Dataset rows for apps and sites
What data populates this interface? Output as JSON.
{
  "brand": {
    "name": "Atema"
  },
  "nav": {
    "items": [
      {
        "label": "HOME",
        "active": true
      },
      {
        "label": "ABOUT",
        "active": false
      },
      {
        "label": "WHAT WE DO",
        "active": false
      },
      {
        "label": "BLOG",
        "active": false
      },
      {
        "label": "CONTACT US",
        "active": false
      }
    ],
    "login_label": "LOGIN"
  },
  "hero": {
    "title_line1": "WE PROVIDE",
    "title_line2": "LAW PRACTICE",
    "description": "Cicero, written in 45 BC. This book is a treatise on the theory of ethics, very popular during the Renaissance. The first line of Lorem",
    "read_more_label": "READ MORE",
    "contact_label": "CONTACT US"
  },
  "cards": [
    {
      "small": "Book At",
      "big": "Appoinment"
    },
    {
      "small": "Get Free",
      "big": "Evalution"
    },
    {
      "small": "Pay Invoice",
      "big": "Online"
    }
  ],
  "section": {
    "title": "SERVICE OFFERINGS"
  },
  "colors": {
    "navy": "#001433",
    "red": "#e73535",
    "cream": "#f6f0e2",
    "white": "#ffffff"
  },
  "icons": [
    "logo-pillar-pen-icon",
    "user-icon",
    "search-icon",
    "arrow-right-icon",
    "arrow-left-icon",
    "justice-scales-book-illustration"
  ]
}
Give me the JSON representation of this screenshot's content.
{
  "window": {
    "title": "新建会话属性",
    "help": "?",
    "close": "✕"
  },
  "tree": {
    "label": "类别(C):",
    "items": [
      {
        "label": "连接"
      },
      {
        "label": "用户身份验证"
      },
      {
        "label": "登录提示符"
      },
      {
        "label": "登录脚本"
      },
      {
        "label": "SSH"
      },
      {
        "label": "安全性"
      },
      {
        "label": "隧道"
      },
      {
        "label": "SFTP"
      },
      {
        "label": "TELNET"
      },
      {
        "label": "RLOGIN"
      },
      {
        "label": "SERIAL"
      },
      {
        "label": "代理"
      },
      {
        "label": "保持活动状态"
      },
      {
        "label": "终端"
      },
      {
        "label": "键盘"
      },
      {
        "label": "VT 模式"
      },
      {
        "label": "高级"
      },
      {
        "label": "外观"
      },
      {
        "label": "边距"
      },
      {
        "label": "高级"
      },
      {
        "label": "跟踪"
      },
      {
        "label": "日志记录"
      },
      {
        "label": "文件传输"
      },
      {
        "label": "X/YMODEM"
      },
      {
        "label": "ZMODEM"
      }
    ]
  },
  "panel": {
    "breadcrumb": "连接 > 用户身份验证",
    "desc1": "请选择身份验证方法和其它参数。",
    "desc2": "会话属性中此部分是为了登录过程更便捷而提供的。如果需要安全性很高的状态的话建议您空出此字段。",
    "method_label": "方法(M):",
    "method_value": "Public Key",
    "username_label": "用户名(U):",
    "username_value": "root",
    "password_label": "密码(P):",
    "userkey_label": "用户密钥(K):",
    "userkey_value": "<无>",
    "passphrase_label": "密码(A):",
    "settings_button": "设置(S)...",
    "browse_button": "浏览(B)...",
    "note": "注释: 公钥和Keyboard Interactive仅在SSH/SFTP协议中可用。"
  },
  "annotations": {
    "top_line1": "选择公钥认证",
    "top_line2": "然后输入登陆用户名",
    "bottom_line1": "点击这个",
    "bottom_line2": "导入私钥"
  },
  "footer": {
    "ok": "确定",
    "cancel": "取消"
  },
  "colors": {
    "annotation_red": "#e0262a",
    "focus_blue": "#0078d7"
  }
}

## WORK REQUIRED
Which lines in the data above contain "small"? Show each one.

## RESULT OF THIS EXERCISE
      "small": "Book At",
      "small": "Get Free",
      "small": "Pay Invoice",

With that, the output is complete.